We researched the leading brokerage firms and analyzed their traditional IRA offerings. We compared key points like fees, investment minimums and research tools. Take a look at our full methodology for our star rating system for best brokers.

How to choose an IRA brokerage

As you compare IRA accounts, make sure you pay attention to certain key points.
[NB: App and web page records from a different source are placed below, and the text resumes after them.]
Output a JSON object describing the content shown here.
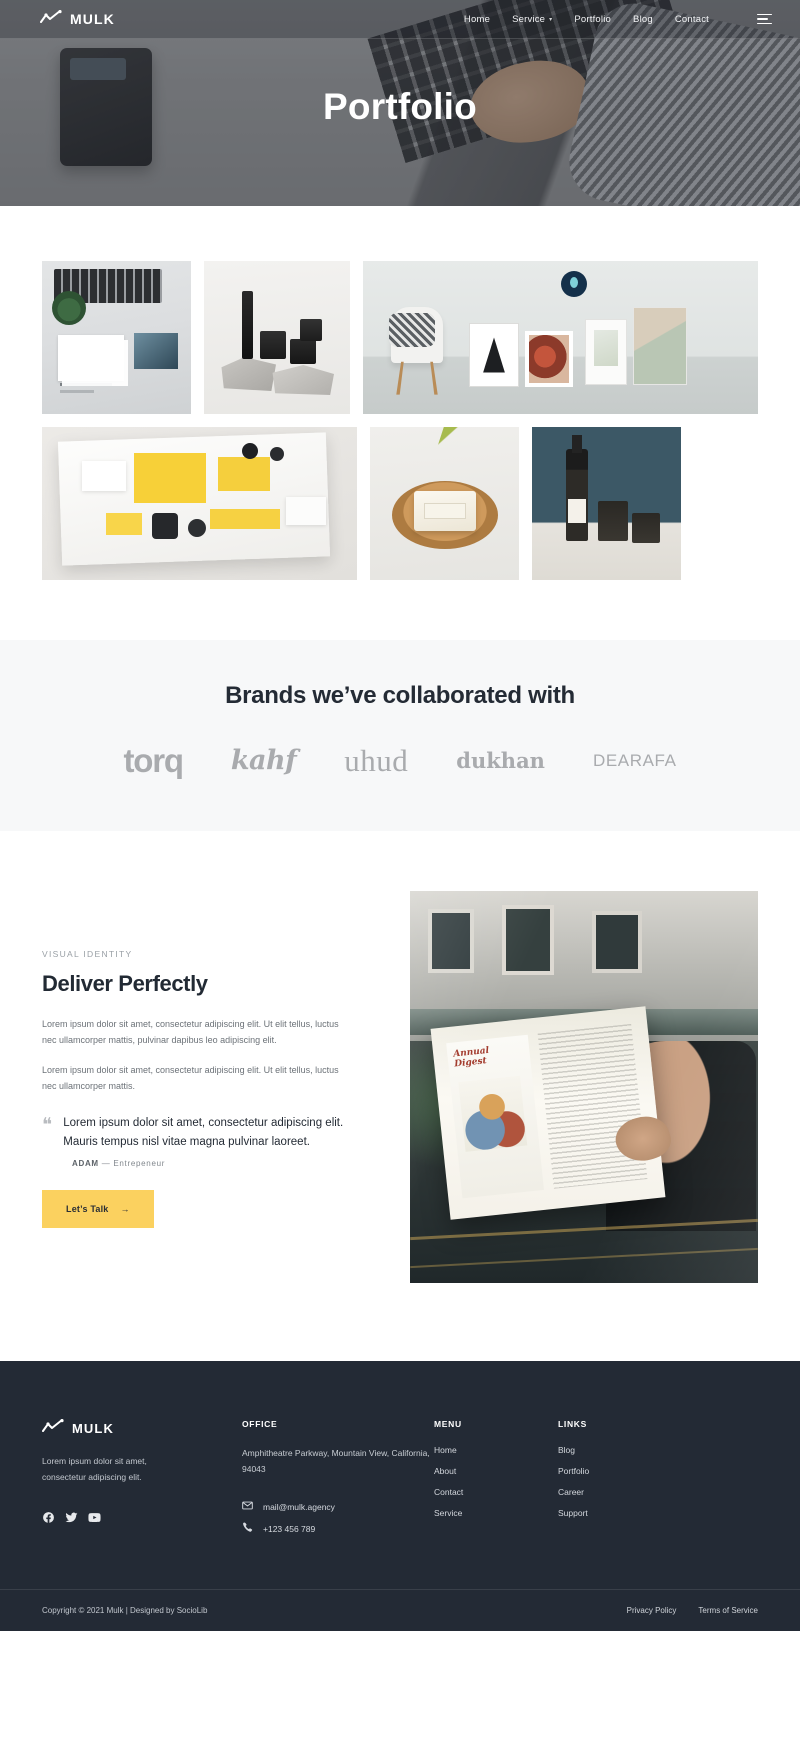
{
  "nav": {
    "brand": "MULK",
    "brand_icon": "chart-line-icon",
    "links": [
      {
        "label": "Home"
      },
      {
        "label": "Service",
        "has_caret": true
      },
      {
        "label": "Portfolio"
      },
      {
        "label": "Blog"
      },
      {
        "label": "Contact"
      }
    ],
    "menu_icon": "hamburger-icon"
  },
  "hero": {
    "title": "Portfolio"
  },
  "portfolio": {
    "items": [
      {
        "alt": "branding stationery on desk with laptop and plant"
      },
      {
        "alt": "black cosmetic jars and tube on stone slabs"
      },
      {
        "alt": "gallery wall with framed prints and white chair"
      },
      {
        "alt": "open magazine with yellow stationery set"
      },
      {
        "alt": "handmade soap on wooden plate with leaves"
      },
      {
        "alt": "oil bottle and cosmetic jars on teal background"
      }
    ]
  },
  "brands": {
    "heading": "Brands we’ve collaborated with",
    "logos": [
      {
        "name": "torq"
      },
      {
        "name": "kahf"
      },
      {
        "name": "uhud"
      },
      {
        "name": "dukhan"
      },
      {
        "name": "DEARAFA"
      }
    ]
  },
  "feature": {
    "eyebrow": "VISUAL IDENTITY",
    "title": "Deliver Perfectly",
    "paragraph1": "Lorem ipsum dolor sit amet, consectetur adipiscing elit. Ut elit tellus, luctus nec ullamcorper mattis, pulvinar dapibus leo adipiscing elit.",
    "paragraph2": "Lorem ipsum dolor sit amet, consectetur adipiscing elit. Ut elit tellus, luctus nec ullamcorper mattis.",
    "quote_mark": "❝",
    "quote": "Lorem ipsum dolor sit amet, consectetur adipiscing elit. Mauris tempus nisl vitae magna pulvinar laoreet.",
    "author_name": "ADAM",
    "author_dash": "—",
    "author_role": "Entrepeneur",
    "cta_label": "Let’s Talk",
    "cta_arrow": "→",
    "cta_color": "#fbd15f",
    "image_alt": "man reading Annual Digest magazine seen through cafe window"
  },
  "footer": {
    "brand": "MULK",
    "brand_icon": "chart-line-icon",
    "description": "Lorem ipsum dolor sit amet, consectetur adipiscing elit.",
    "socials": [
      {
        "name": "facebook-icon"
      },
      {
        "name": "twitter-icon"
      },
      {
        "name": "youtube-icon"
      }
    ],
    "office": {
      "heading": "OFFICE",
      "address": "Amphitheatre Parkway, Mountain View, California, 94043",
      "email": "mail@mulk.agency",
      "email_icon": "envelope-icon",
      "phone": "+123 456 789",
      "phone_icon": "phone-icon"
    },
    "menu": {
      "heading": "MENU",
      "items": [
        {
          "label": "Home"
        },
        {
          "label": "About"
        },
        {
          "label": "Contact"
        },
        {
          "label": "Service"
        }
      ]
    },
    "links": {
      "heading": "LINKS",
      "items": [
        {
          "label": "Blog"
        },
        {
          "label": "Portfolio"
        },
        {
          "label": "Career"
        },
        {
          "label": "Support"
        }
      ]
    },
    "bottom": {
      "copyright": "Copyright © 2021 Mulk | Designed by SocioLib",
      "legal": [
        {
          "label": "Privacy Policy"
        },
        {
          "label": "Terms of Service"
        }
      ]
    }
  },
  "theme": {
    "accent": "#fbd15f",
    "dark": "#232a35",
    "body_text": "#6c7278",
    "brands_bg": "#f7f8f9"
  }
}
  • Fees. Regardless of how well your investments perform, high fees can take a large bite out of your retirement savings. Here are some you should be aware of:
    • Commissions. If you’re building your own IRA portfolio, you may owe the brokerage a commission when you buy or sell securities like stocks or ETFs. While many brokerages have done away with commissions, you may still face commission charges on certain securities.
    • Annual management fees. These are common among IRA managed accounts and robo-advisors. The brokerage usually collects these as a percentage of the balance in your account.
    • Transfer fees. You may need to pay a fee to move assets from one broker to another. You should be aware of these if you’re rolling over an old 401(k) or IRA into a new IRA.
    • Account closing fees. You may need to pay your broker a fee to close your account and move assets to an account with a different brokerage.
  • Minimum investments. Some brokerages require you to make a minimum investment to open an IRA account.
  • Online tools and research. If you like picking your own stocks, you may want to pay attention to the different research tools at your disposal. Some brokerages offer sophisticated technology that can help you find the right investments and predict price movements, while others offer close to none.
  • Promotions. At times, brokerages may offer bonuses like free stocks or waived fees when you open an account. Check with the financial institutions you already work with to see if they can give you a perk to open an IRA with them.

Traditional IRAs vs. Roth IRAs: What’s the difference?

Before you choose, you may want to give some thought to a Roth IRA. What separates traditional and Roth IRAs is how they’re taxed. Contributions to traditional IRAs are tax-deductible, but distributions are taxed. Roth IRAs allow tax-free distributions, but you’ll pay taxes on your contributions and not distributions. If you’re saving and building up gains in the account for a long time, a Roth may give you more in the end. (Not sure which you need? Check our guide to best Roth IRA accounts.)

Bottom line

Opening an IRA can be one of the best decisions you’ll make in your financial life. But not all IRAs are created equal. So shop around and compare IRA providers to find one that meets your needs.

More guides on Finder

Ask an Expert

You are about to post a question on finder.com:

  • Do not enter personal information (eg. surname, phone number, bank details) as your question will be made public
  • finder.com is a financial comparison and information service, not a bank or product provider
  • We cannot provide you with personal advice or recommendations
  • Your answer might already be waiting – check previous questions below to see if yours has already been asked

Finder.com provides guides and information on a range of products and services. Because our content is not financial advice, we suggest talking with a professional before you make any decision.

By submitting your comment or question, you agree to our Privacy and Cookies Policy and finder.com Terms of Use.

Questions and responses on finder.com are not provided, paid for or otherwise endorsed by any bank or brand. These banks and brands are not responsible for ensuring that comments are answered or accurate.
Go to site